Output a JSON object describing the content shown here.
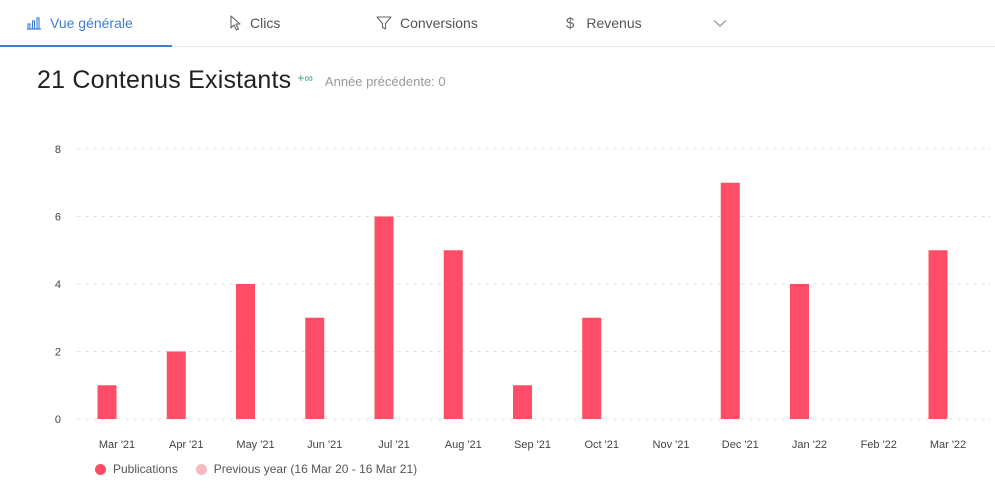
{
  "tabs": [
    {
      "label": "Vue générale",
      "icon": "bar-chart-icon",
      "active": true
    },
    {
      "label": "Clics",
      "icon": "cursor-icon",
      "active": false
    },
    {
      "label": "Conversions",
      "icon": "funnel-icon",
      "active": false
    },
    {
      "label": "Revenus",
      "icon": "dollar-icon",
      "active": false
    }
  ],
  "headline": {
    "count": "21 Contenus Existants",
    "delta": "+∞",
    "previous": "Année précédente: 0"
  },
  "colors": {
    "accent": "#3d7ed6",
    "bar": "#ff4d67",
    "previous": "#f6b9c2",
    "delta": "#32a873"
  },
  "chart_data": {
    "type": "bar",
    "categories": [
      "Mar '21",
      "Apr '21",
      "May '21",
      "Jun '21",
      "Jul '21",
      "Aug '21",
      "Sep '21",
      "Oct '21",
      "Nov '21",
      "Dec '21",
      "Jan '22",
      "Feb '22",
      "Mar '22"
    ],
    "series": [
      {
        "name": "Publications",
        "values": [
          1,
          2,
          4,
          3,
          6,
          5,
          1,
          3,
          0,
          7,
          4,
          0,
          5
        ]
      },
      {
        "name": "Previous year (16 Mar 20 - 16 Mar 21)",
        "values": [
          0,
          0,
          0,
          0,
          0,
          0,
          0,
          0,
          0,
          0,
          0,
          0,
          0
        ]
      }
    ],
    "yticks": [
      0,
      2,
      4,
      6,
      8
    ],
    "ylim": [
      0,
      8
    ],
    "grid": true,
    "legend": "bottom-left"
  }
}
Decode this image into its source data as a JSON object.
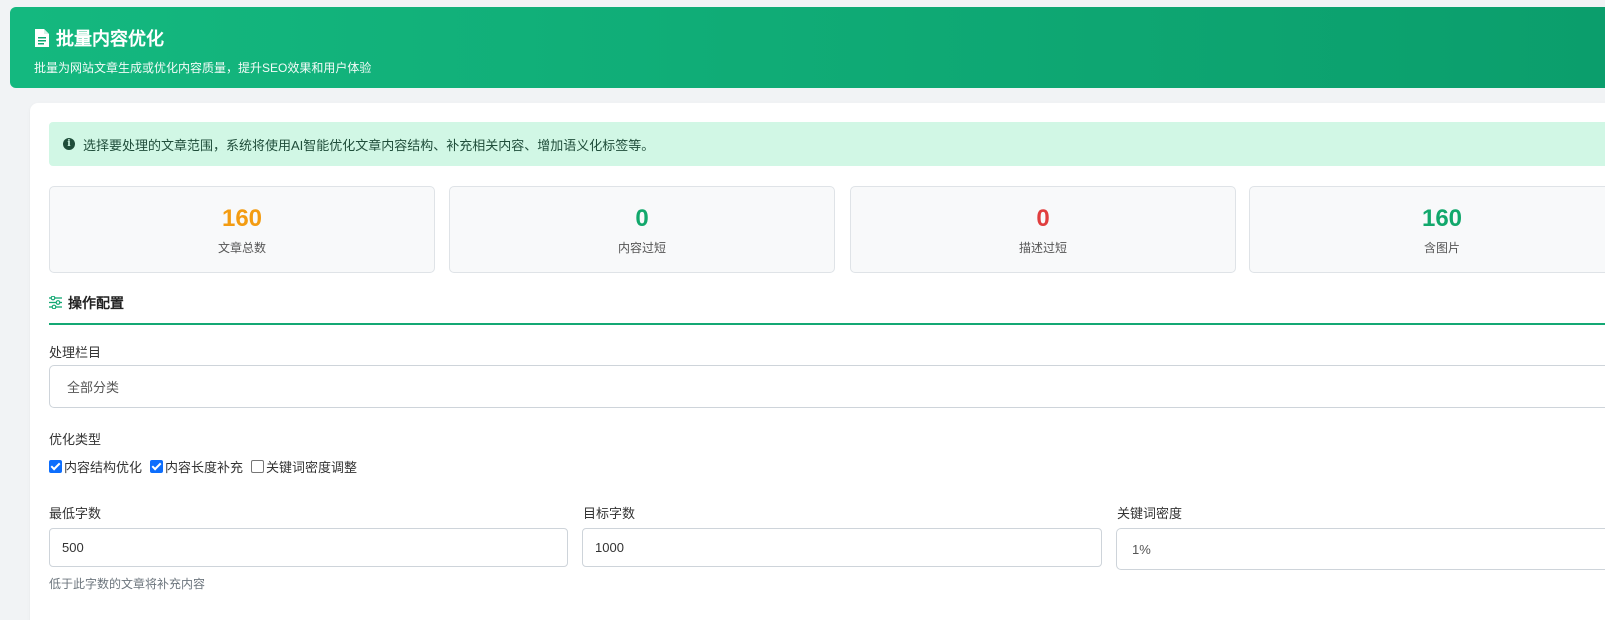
{
  "header": {
    "title": "批量内容优化",
    "subtitle": "批量为网站文章生成或优化内容质量，提升SEO效果和用户体验",
    "icon": "document-icon"
  },
  "info": {
    "text": "选择要处理的文章范围，系统将使用AI智能优化文章内容结构、补充相关内容、增加语义化标签等。",
    "icon": "info-circle-icon"
  },
  "stats": [
    {
      "value": "160",
      "label": "文章总数",
      "color": "#f39c12"
    },
    {
      "value": "0",
      "label": "内容过短",
      "color": "#12a86c"
    },
    {
      "value": "0",
      "label": "描述过短",
      "color": "#e03e3e"
    },
    {
      "value": "160",
      "label": "含图片",
      "color": "#12a86c"
    }
  ],
  "config": {
    "title": "操作配置",
    "icon": "sliders-icon",
    "category_label": "处理栏目",
    "category_value": "全部分类",
    "type_label": "优化类型",
    "types": [
      {
        "label": "内容结构优化",
        "checked": true
      },
      {
        "label": "内容长度补充",
        "checked": true
      },
      {
        "label": "关键词密度调整",
        "checked": false
      }
    ],
    "min_words_label": "最低字数",
    "min_words_value": "500",
    "min_words_hint": "低于此字数的文章将补充内容",
    "target_words_label": "目标字数",
    "target_words_value": "1000",
    "density_label": "关键词密度",
    "density_value": "1%"
  },
  "colors": {
    "accent": "#14a874",
    "info_bg": "#d1f7e5",
    "checkbox": "#0d6efd"
  }
}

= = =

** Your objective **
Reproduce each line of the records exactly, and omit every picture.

** Response box **
Output a JSON object describing the content shown here.
{
  "tabs": [
    {
      "label": "Vue générale",
      "icon": "bar-chart-icon",
      "active": true
    },
    {
      "label": "Clics",
      "icon": "cursor-icon",
      "active": false
    },
    {
      "label": "Conversions",
      "icon": "funnel-icon",
      "active": false
    },
    {
      "label": "Revenus",
      "icon": "dollar-icon",
      "active": false
    }
  ],
  "headline": {
    "count": "21 Contenus Existants",
    "delta": "+∞",
    "previous": "Année précédente: 0"
  },
  "colors": {
    "accent": "#3d7ed6",
    "bar": "#ff4d67",
    "previous": "#f6b9c2",
    "delta": "#32a873"
  },
  "chart_data": {
    "type": "bar",
    "categories": [
      "Mar '21",
      "Apr '21",
      "May '21",
      "Jun '21",
      "Jul '21",
      "Aug '21",
      "Sep '21",
      "Oct '21",
      "Nov '21",
      "Dec '21",
      "Jan '22",
      "Feb '22",
      "Mar '22"
    ],
    "series": [
      {
        "name": "Publications",
        "values": [
          1,
          2,
          4,
          3,
          6,
          5,
          1,
          3,
          0,
          7,
          4,
          0,
          5
        ]
      },
      {
        "name": "Previous year (16 Mar 20 - 16 Mar 21)",
        "values": [
          0,
          0,
          0,
          0,
          0,
          0,
          0,
          0,
          0,
          0,
          0,
          0,
          0
        ]
      }
    ],
    "yticks": [
      0,
      2,
      4,
      6,
      8
    ],
    "ylim": [
      0,
      8
    ],
    "grid": true,
    "legend": "bottom-left"
  }
}
Decode this image into its source data as a JSON object.
{
  "header": {
    "title": "批量内容优化",
    "subtitle": "批量为网站文章生成或优化内容质量，提升SEO效果和用户体验",
    "icon": "document-icon"
  },
  "info": {
    "text": "选择要处理的文章范围，系统将使用AI智能优化文章内容结构、补充相关内容、增加语义化标签等。",
    "icon": "info-circle-icon"
  },
  "stats": [
    {
      "value": "160",
      "label": "文章总数",
      "color": "#f39c12"
    },
    {
      "value": "0",
      "label": "内容过短",
      "color": "#12a86c"
    },
    {
      "value": "0",
      "label": "描述过短",
      "color": "#e03e3e"
    },
    {
      "value": "160",
      "label": "含图片",
      "color": "#12a86c"
    }
  ],
  "config": {
    "title": "操作配置",
    "icon": "sliders-icon",
    "category_label": "处理栏目",
    "category_value": "全部分类",
    "type_label": "优化类型",
    "types": [
      {
        "label": "内容结构优化",
        "checked": true
      },
      {
        "label": "内容长度补充",
        "checked": true
      },
      {
        "label": "关键词密度调整",
        "checked": false
      }
    ],
    "min_words_label": "最低字数",
    "min_words_value": "500",
    "min_words_hint": "低于此字数的文章将补充内容",
    "target_words_label": "目标字数",
    "target_words_value": "1000",
    "density_label": "关键词密度",
    "density_value": "1%"
  },
  "colors": {
    "accent": "#14a874",
    "info_bg": "#d1f7e5",
    "checkbox": "#0d6efd"
  }
}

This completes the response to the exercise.